TNT, Europe's second-biggest mail delivery company, reported its first profit decline for more than a year after being hit by one-off costs including the cancellation of a £21 million contract with a British mail order company.
TNT, which employs more than 2,000 people at its UK headquarters in Atherstone, was also forced to put aside funding in preparation for a job reduction programme in its Dutch mail business, which will see 6,500 being shed over the next three years.
Fourth-quarter net income fell 22 per cent to £110 million compared with £141 million a year earlier. Sales rose 8.6 per cent to £2.23 billion.
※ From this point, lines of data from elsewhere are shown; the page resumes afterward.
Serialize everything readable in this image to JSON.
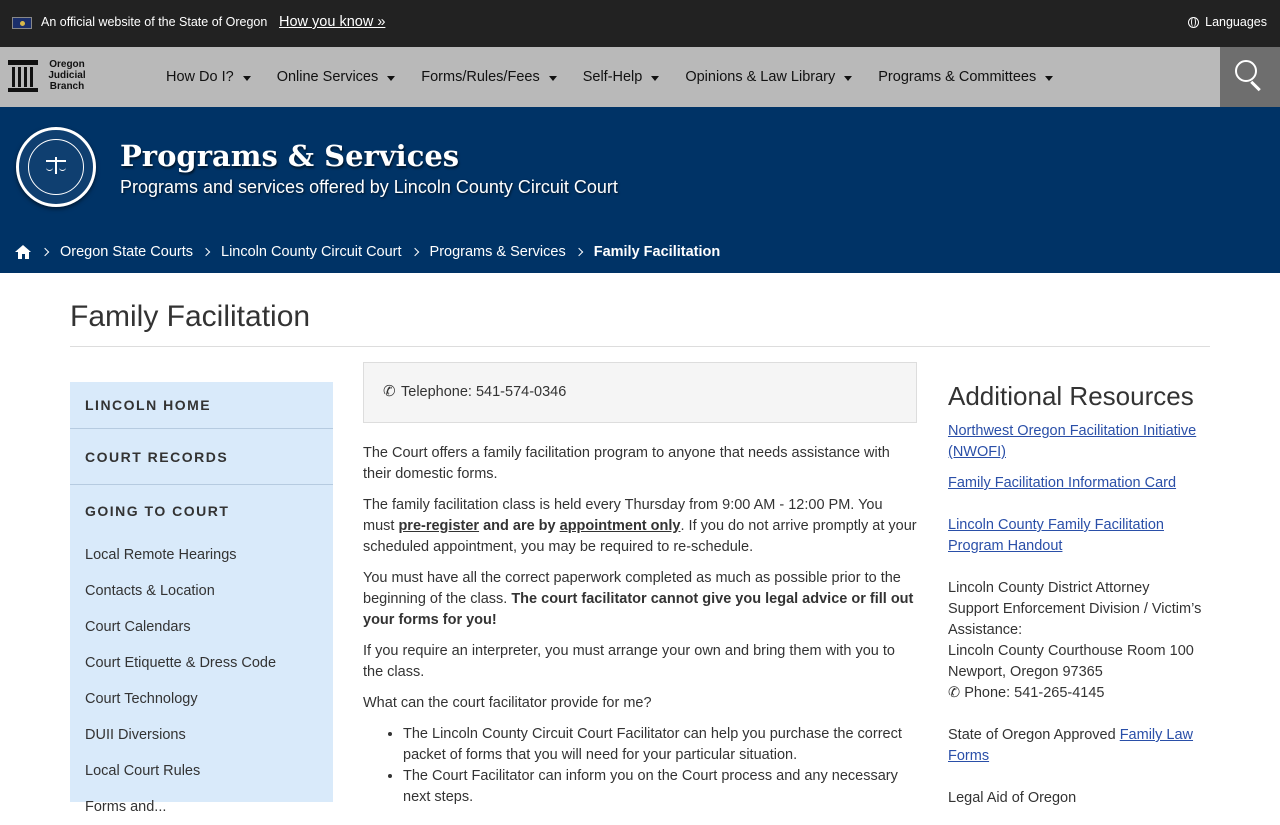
{
  "gov_bar": {
    "official_text": "An official website of the State of Oregon",
    "how_you_know": "How you know »",
    "languages": "Languages"
  },
  "logo": {
    "line1": "Oregon",
    "line2": "Judicial",
    "line3": "Branch"
  },
  "nav": {
    "items": [
      {
        "label": "How Do I?"
      },
      {
        "label": "Online Services"
      },
      {
        "label": "Forms/Rules/Fees"
      },
      {
        "label": "Self-Help"
      },
      {
        "label": "Opinions & Law Library"
      },
      {
        "label": "Programs & Committees"
      }
    ]
  },
  "banner": {
    "title": "Programs & Services",
    "subtitle": "Programs and services offered by Lincoln County Circuit Court"
  },
  "breadcrumbs": [
    "Oregon State Courts",
    "Lincoln County Circuit Court",
    "Programs & Services",
    "Family Facilitation"
  ],
  "page_title": "Family Facilitation",
  "sidebar": {
    "lincoln_home": "LINCOLN HOME",
    "court_records": "COURT RECORDS",
    "going_to_court": "GOING TO COURT",
    "links": [
      "Local Remote Hearings",
      "Contacts & Location",
      "Court Calendars",
      "Court Etiquette & Dress Code",
      "Court Technology",
      "DUII Diversions",
      "Local Court Rules",
      "Forms and..."
    ]
  },
  "phone_box": {
    "text": "Telephone: 541-574-0346"
  },
  "main": {
    "p1": "The Court offers a family facilitation program to anyone that needs assistance with their domestic forms.",
    "p2_a": "The family facilitation class is held every Thursday from 9:00 AM - 12:00 PM.  You must ",
    "p2_preregister": "pre-register",
    "p2_b": " and are by ",
    "p2_appointment": "appointment only",
    "p2_c": ". If you do not arrive promptly at your scheduled appointment, you may be required to re-schedule.",
    "p3_a": "You must have all the correct paperwork completed as much as possible prior to the beginning of the class.  ",
    "p3_bold": "The court facilitator cannot give you legal advice or fill out your forms for you!",
    "p4": "If you require an interpreter, you must arrange your own and bring them with you to the class.",
    "p5": "What can the court facilitator provide for me?",
    "bullets": [
      "The Lincoln County Circuit Court Facilitator can help you purchase the correct packet of forms that you will need for your particular situation.",
      "The Court Facilitator can inform you on the Court process and any necessary next steps."
    ]
  },
  "aside": {
    "heading": "Additional Resources",
    "link_nwofi": "Northwest Oregon Facilitation Initiative (NWOFI)",
    "link_card": "Family Facilitation Information Card",
    "link_handout": "Lincoln County Family Facilitation Program Handout",
    "da_line1": "Lincoln County District Attorney",
    "da_line2": "Support Enforcement Division / Victim’s Assistance:",
    "da_line3": "Lincoln County Courthouse Room 100",
    "da_line4": "Newport, Oregon 97365",
    "da_phone": "Phone: 541-265-4145",
    "approved_text": "State of Oregon Approved ",
    "approved_link": "Family Law Forms",
    "legal_aid": "Legal Aid of Oregon"
  }
}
TNT, which competes with UPS, FedEx and dutch DHL, has said it aims to cut £276 million in costs by 2015.
Part of this will be through a reduction in jobs and in anticipation of this, the company set aside £82 million during the last quarter.
The Dutch mail business has been struggling for some time due to rising competition and an increase in e-mails.
In a further blow to the business, TNT said it may also quit its German mail business in a dispute over minimum wages for postal workers, although chief executive Peter Bakker said the company would not do so without a fight.
"The (German) market is important enough to enter into a fight," he said.
TNT currently pays its German workers 7.50 euro (£5.60) per hour but the German government wants this increased to 9.80 euro (£7.31) and main rival Deutsche Post has already agreed this figure.
TNT has said this is unfair competition and will hit open trade.
In the UK, the company exited from its £20.8 million contract with Manchester-based catalogue company J D Williams.
A TNT spokesman said the contract had been a loss-making venture and the company had looked to exit from the arrangement at the first available opportunity.
The contract, acquired two years ago, has been passed on to rival carrier ParcelNet.
On its domestic operations, Mr Bakker said the money set aside for the job losses was only a preliminary estimate of how much the company may eventually have to pay out.
"It is an estimate, it could be higher, we don't know at this stage," he said, adding that negotiations with unions were continuing.
Analysts have said the talks are crucial for its cost-cutting plans.
"TNT seems to be prepared for a possible economic slowdown and despite this expectation continues to expect to hit very decent, strong profitability levels," Petercam analyst Thijs Berkelder said in a note.
Mr Bakker said he expected results on the talks during the second quarter.
Despite its difficulties, TNT projected high single-digit organic sales growth and low double-digit growth in its 2008 operating margin for the domestic and international express delivery business, excluding emerging markets. The express unit makes up 60 per cent of annual sales.
Organic sales growth for the express unit's emerging markets division, which includes Russia, China, India and Latin America, is seen in the high teens this year, with the operating margin targeted at low single-digit.
The mail business is expected to show a low single-digit organic sales rise this year, with an operating margin of around 16.5 per cent.
"The outlook 2008 is strong," said analyst Philip Scholte at Rabobank Securities.